Pectus excavatum is more common in men. It is also more common in people who are White. Other things that may raise the risk are:

  • Having other family members with similar problems
  • Scoliosis
  • Marfan syndrome
  • Ehlers-Danlos syndrome
  • Osteogenesis imperfecta
  • Turner syndrome



The main problem is an inward curve of the front of the chest wall. It may be mild or deep enough to form a bowl shape.

A child may not have symptoms until growth begins during the teenage years. A severe curve may cause:

  • Difficulty exercising
  • Shortness of breath with activity
  • Rapid heartbeat
  • Chest pain


The diagnosis is often made in the first year of life.

The doctor will ask about symptoms and past health. A physical exam will be done. It will focus on the chest. This is often enough to make the diagnosis.

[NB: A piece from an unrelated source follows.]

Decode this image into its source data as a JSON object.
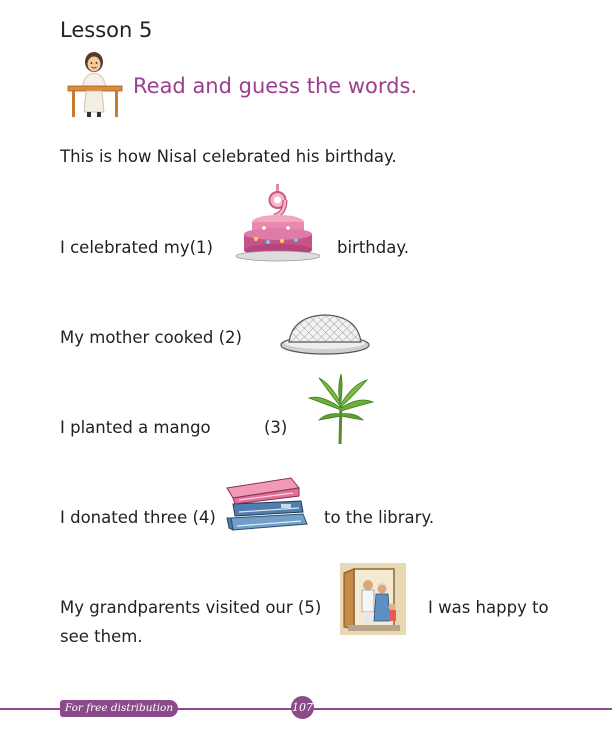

More tests will be done to find out if the heart and lungs are affected.



People who do not have symptoms may not need treatment. Breathing exercises and aerobic activity may be advised.

In others, the goal of treatment is to repair the problem. It can ease symptoms and improve the way the chest looks. This is done with surgery. Choices are:

  • Nuss procedure—secures a metal bar to the breastbone to push it into a better position for two to three years
  • Ravitch procedure—removes cartilage from the breastbone and ribs, places the breastbone in its proper position, and uses a metal strut and mesh to hold it in place for 6 to 12 months


There is no known way to prevent pectus excavatum.

This content is reviewed regularly and is updated when new and relevant evidence is made available. This information is neither intended nor implied to be a substitute for professional medical advice. Always seek the advice of your physician or other qualified health provider prior to starting any new treatment or with questions regarding a medical condition.

Edits to original content made by Denver Health.